Kazakhstan’s border guards have had a troubled few months: first, a bizarre mass slaughter at a remote outpost (blamed on a rogue conscript), then the death of the border commander in a plane crash. Now, the Border Service has been hit by fresh controversy after two officers committed suicide in the space of a week.
The latest to kill himself was Captain Murat Kadralinov, deputy commander of the Shonzhy border outpost, 250 kilometers east of Almaty near the border with China, Tengri News reported. Kadralinov committed suicide on February 4 due to a “family dispute,” the report quoted the Border Service press service as saying.
A local newspaper in northern Kazakhstan, Kostanayskiye Novosti, reported that the 28-year-old captain was from the northern Kostanay area and said he was living with his pregnant wife and two children at the Shonzhy border post in southeastern Kazakhstan.
Kadralinov’s suicide came five days after a more senior officer, the head of the Border Academy, shot himself in the head in his office. The National Security Committee, the domestic intelligence agency which is in charge of the Border Service, said it was investigating the death of Major-General Talgat Yesetov on January 31 in what appeared to be suicide.
Horse-mad Kazakhstan will soon be bathing in mare’s milk if a group of researchers at an Almaty university get their way.
Students at the Al-Farabi Kazakh National University have invented a new soap containing one of Kazakhstan’s favorite tipples: fermented mare’s milk. The drink, called kumis in Kazakh, is one of the ingredients in a new line of natural soaps developed at the university, reports Tengri News.
“Right now a lot of cosmetics cause allergic reactions,” researcher Lyudmila Ignatova told the agency. “That’s because they contain various chemical components. We tried to find natural components that would benefit the skin of the hands, face and body.”
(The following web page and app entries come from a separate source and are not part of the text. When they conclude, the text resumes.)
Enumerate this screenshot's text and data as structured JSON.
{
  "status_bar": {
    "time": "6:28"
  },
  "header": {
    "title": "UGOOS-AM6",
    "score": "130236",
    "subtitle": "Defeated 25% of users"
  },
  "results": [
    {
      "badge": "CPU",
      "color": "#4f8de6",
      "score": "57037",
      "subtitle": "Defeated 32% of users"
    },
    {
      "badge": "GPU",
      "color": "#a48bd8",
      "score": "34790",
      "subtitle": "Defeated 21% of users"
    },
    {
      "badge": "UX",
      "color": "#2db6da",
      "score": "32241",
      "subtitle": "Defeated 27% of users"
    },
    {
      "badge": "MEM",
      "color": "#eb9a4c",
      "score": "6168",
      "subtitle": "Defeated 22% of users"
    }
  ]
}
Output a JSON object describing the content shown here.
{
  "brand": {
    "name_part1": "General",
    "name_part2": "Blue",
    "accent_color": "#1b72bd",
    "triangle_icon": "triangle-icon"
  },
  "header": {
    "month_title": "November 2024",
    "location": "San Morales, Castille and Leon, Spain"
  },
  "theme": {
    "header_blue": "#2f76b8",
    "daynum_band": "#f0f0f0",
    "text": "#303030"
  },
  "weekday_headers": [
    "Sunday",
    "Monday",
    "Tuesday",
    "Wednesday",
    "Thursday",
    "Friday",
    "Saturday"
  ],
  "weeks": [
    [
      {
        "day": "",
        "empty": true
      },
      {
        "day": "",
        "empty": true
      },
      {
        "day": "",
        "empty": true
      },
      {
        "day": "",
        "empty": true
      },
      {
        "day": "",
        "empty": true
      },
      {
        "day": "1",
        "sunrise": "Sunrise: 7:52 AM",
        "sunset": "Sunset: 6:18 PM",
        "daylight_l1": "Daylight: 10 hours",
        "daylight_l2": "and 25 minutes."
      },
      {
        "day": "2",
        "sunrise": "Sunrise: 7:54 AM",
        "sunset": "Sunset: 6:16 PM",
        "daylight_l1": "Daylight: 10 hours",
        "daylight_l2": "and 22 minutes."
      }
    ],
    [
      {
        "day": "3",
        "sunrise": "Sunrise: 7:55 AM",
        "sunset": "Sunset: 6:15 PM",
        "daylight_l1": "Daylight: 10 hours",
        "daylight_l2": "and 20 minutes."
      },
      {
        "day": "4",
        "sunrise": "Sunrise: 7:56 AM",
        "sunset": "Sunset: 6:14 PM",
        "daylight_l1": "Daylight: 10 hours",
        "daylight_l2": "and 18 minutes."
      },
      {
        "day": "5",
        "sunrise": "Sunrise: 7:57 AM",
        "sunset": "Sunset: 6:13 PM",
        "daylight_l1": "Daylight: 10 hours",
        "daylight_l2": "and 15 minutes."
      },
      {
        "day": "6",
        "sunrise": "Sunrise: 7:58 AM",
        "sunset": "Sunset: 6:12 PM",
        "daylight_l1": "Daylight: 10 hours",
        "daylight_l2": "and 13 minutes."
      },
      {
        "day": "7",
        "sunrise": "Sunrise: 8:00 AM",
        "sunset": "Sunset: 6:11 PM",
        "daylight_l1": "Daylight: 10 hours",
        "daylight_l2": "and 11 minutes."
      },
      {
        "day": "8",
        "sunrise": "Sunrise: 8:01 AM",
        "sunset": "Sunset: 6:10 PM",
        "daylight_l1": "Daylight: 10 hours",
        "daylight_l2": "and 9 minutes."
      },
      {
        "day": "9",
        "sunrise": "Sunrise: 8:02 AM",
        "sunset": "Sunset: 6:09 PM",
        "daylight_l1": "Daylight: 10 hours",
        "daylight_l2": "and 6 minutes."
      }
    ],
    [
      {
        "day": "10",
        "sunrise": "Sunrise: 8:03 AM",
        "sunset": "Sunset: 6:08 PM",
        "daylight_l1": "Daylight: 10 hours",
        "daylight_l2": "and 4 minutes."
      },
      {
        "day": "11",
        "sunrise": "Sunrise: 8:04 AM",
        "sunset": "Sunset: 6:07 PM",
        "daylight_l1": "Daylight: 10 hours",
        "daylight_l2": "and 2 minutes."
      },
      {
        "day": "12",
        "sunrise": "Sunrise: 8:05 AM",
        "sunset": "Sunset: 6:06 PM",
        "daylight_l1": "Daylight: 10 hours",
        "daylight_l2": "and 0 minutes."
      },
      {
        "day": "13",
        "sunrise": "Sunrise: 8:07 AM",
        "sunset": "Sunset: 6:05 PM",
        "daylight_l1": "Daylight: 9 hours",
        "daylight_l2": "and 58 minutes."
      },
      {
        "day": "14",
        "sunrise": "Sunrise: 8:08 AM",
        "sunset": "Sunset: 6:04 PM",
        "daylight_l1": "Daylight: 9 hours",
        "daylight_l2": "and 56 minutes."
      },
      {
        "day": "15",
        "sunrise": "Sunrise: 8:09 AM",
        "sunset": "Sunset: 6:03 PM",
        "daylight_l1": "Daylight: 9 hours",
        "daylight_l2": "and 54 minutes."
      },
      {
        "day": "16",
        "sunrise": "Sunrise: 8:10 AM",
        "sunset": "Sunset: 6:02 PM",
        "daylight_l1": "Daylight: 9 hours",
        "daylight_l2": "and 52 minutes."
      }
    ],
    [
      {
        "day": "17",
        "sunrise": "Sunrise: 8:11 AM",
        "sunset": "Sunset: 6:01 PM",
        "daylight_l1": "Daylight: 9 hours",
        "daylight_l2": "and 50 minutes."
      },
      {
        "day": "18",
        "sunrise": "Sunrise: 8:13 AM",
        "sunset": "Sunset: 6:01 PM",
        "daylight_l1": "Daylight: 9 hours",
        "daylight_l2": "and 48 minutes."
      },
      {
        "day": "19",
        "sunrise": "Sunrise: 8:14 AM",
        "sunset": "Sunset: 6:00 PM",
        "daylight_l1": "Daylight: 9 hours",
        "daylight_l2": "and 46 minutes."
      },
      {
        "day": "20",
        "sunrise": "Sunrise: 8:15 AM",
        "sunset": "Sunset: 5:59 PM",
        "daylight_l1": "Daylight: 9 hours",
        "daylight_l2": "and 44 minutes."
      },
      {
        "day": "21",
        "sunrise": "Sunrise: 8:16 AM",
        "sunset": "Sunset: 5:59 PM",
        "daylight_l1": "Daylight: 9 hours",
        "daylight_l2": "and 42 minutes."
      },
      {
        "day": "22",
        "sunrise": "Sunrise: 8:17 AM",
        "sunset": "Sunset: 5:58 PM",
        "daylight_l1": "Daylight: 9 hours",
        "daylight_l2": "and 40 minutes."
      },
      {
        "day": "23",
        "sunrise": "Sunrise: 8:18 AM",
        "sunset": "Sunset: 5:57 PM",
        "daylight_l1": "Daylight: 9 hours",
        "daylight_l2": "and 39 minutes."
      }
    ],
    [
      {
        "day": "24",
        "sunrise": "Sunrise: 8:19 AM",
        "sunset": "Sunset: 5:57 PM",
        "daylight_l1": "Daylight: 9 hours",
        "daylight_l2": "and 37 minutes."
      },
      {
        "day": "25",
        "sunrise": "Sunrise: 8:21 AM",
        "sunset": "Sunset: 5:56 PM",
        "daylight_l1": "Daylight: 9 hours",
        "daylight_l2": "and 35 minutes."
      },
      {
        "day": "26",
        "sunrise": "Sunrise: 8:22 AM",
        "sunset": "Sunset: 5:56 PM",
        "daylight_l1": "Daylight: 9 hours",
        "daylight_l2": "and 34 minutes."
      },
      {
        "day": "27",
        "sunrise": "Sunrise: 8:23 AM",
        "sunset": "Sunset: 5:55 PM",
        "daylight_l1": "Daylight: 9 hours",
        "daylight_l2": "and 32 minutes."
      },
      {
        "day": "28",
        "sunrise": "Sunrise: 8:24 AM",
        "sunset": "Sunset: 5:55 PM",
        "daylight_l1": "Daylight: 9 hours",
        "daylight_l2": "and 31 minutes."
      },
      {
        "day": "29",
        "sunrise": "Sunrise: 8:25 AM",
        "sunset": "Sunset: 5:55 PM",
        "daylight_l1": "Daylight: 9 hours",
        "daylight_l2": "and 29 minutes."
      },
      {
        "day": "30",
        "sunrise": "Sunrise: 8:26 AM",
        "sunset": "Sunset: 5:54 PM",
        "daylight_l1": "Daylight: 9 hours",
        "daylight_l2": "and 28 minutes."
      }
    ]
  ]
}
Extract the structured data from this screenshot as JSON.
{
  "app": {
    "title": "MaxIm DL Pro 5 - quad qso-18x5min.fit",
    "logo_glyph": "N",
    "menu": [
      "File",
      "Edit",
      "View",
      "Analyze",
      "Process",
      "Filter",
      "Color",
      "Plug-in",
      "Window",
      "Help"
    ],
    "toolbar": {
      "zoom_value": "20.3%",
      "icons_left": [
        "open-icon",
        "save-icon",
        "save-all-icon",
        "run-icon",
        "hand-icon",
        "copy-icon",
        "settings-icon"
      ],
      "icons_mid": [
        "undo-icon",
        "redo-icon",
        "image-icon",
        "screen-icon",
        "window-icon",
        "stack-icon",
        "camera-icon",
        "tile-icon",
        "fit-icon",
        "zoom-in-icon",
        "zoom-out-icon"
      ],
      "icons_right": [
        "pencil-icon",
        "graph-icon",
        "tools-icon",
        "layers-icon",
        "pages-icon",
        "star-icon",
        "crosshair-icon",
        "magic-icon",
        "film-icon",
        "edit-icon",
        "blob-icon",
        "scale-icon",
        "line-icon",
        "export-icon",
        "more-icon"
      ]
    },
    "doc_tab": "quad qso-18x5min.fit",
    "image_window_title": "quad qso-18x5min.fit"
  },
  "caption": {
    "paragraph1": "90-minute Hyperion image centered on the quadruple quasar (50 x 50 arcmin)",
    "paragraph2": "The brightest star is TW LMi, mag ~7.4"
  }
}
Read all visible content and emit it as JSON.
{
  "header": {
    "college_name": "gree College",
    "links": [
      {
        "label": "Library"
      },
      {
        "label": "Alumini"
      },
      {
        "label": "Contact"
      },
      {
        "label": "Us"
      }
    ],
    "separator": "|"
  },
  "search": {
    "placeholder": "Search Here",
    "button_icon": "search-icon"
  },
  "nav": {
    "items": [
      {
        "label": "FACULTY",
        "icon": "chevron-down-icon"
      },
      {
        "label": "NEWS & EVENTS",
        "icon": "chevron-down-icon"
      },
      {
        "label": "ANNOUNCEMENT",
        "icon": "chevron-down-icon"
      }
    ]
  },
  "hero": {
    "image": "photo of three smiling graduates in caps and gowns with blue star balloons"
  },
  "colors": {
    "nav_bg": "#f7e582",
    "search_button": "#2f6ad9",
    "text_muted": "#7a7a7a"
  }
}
The students aren’t the first in the world to cotton on to the commercial value of kumis cosmetics: One online Canadian company is flogging its soap made from a “secret ingredient [discovered] on Mongolia's wild steppes” – you guessed it, mare’s milk – for over $10 a bar. The Kazakh version is a bargain by comparison, retailing for $2-5 a bar – and the researchers hope to drive prices down by buying ingredients wholesale.
Kazakhstan suffered its second fatal plane crash in just over a month on January 29, when a domestic passenger flight arriving in Almaty crashed in bad weather, killing all 21 people aboard.
The SCAT Airlines Bombardier Challenger CRJ-200 crashed at around 1:00 p.m. as it was landing at Almaty airport in heavy fog, hitting the ground five kilometers outside Kazakhstan’s financial capital, the prosecutor’s office said in a statement. The statement contained a preliminary list of the dead: five crew members and 16 passengers who were on the flight from the northern town of Kokshetau.
The prosecutor’s office said it had already opened a criminal case into the crash, the second in the space of just over a month: On December 25, a military aircraft crashed near Shymkent, killing all 27 people on board. The dead included the acting head of Kazakhstan’s Border Service, Turganbek Stambekov, and other senior border officials.
An investigation blamed technical failure combined with pilot error for that crash, which, like today’s disaster, occurred in bad weather. Kazakhstan’s airports are frequently closed due to adverse weather conditions, but – despite heavy fog blanketing the city on January 29 – Almaty airport was open for business.